I like the place and I am by no means a shopper. Or wasn’t, anyway. I don’t shop because I don’t like malls, and until now that meant hanging out in antiseptic buildings full of antiseptic chain stores that were designed to gag people like me. A mall is where I go when I need to realize that there really are some jobs in America that no one should aspire to.
And the food courts—yech! If one’s idea of exotic Asian fare is “Egg Foo Yong on a Stick,” then mall food courts are a safe haven. In over 10 years of doing business downtown, I can proudly say I haven’t spent $10 in that entire time in the food courts of ZCMI Center or Crossroads Mall. My intestines thank me.
When Gateway was announced and then built, many people—us included—wondered aloud about how that enterprise might affect downtown. In our case, we were most concerned with the few remaining small businesses on Main Street--the essence of any downtown. But when the ZCMI and Crossroad Malls were built, they pretty much scuttled downtown. There was little need for one mall downtown, let alone two, but the egos behind the major department stores of the time, Auerbach’s (now long gone) and ZCMI (now Meier & Frank), went forth and built competing structures. Downtown has never fully recovered.
My mother worked in the original Auerbach’s on 300 South and State, and for a time at Montgomery Ward. She’d park the car—angled parking, of course—and we’d walk all over downtown. Into Kress. Into Wolfe’s. Into Shulsen & Dillon. Up to the Oxford Shop, and other shoe stores on Broadway. Eat at Lamb’s. Books at Sam Weller’s. A movie at the Centre. Back then, Salt Lake City felt like a city. Then the malls went up. State Street died quickly and Main Street became very ill. People who once walked downtown, who shopped, ate and drank downtown, moved indoors. And they began to eat really crappy food.

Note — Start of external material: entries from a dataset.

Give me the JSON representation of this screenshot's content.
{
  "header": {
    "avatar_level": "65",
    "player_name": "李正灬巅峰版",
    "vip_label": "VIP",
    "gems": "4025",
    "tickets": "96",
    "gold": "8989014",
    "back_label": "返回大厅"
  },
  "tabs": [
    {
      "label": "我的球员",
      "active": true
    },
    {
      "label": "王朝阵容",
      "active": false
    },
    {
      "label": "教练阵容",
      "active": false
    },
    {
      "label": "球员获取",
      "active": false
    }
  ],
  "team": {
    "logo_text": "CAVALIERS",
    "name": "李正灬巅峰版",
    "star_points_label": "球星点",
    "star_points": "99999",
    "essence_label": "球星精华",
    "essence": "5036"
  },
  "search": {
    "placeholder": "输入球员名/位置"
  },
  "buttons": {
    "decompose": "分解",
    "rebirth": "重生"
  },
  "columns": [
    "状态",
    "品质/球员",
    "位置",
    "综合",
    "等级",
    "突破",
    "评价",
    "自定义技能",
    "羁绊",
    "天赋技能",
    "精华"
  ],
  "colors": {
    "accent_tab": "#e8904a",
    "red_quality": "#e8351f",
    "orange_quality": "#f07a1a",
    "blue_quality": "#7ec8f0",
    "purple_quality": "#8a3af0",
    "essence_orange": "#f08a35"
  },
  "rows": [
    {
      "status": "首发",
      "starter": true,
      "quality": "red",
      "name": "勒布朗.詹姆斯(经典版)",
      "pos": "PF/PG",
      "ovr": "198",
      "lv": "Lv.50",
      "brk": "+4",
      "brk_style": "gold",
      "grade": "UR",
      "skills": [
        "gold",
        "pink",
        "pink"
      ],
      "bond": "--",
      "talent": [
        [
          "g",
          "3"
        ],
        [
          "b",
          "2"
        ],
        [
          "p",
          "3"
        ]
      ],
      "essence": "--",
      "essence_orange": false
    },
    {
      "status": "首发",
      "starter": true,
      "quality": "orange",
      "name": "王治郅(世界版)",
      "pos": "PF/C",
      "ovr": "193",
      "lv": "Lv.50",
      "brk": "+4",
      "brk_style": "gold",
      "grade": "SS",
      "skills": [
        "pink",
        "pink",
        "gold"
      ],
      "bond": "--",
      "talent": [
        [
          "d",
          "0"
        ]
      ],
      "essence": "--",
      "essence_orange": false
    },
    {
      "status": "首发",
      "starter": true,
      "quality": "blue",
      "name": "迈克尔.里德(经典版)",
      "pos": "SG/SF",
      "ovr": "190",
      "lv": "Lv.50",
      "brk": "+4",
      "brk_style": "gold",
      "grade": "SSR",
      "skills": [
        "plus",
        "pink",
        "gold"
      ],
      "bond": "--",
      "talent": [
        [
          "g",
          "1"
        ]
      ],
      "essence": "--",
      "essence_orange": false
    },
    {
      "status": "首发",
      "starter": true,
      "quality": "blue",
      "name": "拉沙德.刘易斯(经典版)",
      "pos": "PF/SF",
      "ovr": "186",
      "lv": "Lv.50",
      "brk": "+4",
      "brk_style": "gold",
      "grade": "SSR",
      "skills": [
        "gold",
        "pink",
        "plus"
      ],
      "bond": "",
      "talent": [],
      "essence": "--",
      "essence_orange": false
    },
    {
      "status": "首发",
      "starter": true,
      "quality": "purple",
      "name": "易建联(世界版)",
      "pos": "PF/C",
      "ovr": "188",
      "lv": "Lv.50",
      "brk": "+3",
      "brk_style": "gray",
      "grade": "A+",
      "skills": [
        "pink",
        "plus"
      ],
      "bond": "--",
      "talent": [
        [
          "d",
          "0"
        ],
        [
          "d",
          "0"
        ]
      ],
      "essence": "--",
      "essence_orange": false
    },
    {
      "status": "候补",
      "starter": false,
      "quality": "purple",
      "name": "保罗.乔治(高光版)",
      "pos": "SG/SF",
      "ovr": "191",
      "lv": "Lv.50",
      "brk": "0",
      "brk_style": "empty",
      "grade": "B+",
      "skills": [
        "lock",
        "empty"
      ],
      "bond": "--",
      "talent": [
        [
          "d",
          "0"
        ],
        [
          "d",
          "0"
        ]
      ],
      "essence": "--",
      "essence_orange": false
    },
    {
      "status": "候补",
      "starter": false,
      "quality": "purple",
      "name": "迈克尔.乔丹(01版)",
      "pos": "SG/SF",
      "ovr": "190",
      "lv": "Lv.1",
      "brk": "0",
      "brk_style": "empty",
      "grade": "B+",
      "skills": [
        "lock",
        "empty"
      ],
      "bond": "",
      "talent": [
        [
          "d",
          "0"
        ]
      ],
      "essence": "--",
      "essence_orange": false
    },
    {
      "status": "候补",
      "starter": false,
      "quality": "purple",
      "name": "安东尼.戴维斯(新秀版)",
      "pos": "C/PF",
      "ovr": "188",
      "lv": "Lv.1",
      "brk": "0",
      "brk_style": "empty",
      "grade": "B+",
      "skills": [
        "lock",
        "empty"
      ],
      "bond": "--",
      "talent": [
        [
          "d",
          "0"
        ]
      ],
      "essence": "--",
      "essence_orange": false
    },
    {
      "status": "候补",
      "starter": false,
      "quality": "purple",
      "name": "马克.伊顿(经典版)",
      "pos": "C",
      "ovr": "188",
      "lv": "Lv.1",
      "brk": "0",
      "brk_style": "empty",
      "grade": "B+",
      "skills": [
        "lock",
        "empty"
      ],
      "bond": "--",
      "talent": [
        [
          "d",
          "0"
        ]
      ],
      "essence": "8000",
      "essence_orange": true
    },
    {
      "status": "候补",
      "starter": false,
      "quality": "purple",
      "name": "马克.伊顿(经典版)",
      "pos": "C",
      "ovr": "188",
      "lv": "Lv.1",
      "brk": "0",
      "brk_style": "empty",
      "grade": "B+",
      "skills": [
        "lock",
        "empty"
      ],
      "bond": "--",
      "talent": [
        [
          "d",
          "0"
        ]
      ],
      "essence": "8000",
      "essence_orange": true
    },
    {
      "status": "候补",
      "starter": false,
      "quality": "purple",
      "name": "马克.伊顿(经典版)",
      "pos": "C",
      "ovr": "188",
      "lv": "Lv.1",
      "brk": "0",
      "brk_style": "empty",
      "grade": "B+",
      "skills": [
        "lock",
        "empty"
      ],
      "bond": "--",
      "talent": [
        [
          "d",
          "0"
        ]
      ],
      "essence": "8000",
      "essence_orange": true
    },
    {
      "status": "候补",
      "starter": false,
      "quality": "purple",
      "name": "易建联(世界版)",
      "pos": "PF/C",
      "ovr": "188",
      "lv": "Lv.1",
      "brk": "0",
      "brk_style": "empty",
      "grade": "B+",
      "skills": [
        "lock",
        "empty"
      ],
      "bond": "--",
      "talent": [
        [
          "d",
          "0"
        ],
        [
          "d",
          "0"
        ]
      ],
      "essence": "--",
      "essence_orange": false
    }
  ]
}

Gateway is none of that. People are outdoors again, more so than I’ve ever seen. The stores feel like stores, not like aquariums. The sushi is real at Happy Sumo and the pizza at California Pizza Kitchen fed 20 of us one night. As for stores, I’m not much of a judge, but Galyan’s is one of the best I’ve ever entered. Sure, Gateway is a faux city, but the deception feels real. So real, I’d bet that Nordstrom will find a way out of Crossroads Mall sooner than later and join the future. The mayor may wish for Nordstrom to stay put, but I’m not betting that way. And when they leave, he’ll have an empty building to deal with in a city with plenty of office space vacancies already.
My bet is that Gateway has already won. Yeah, that’s a safe bet.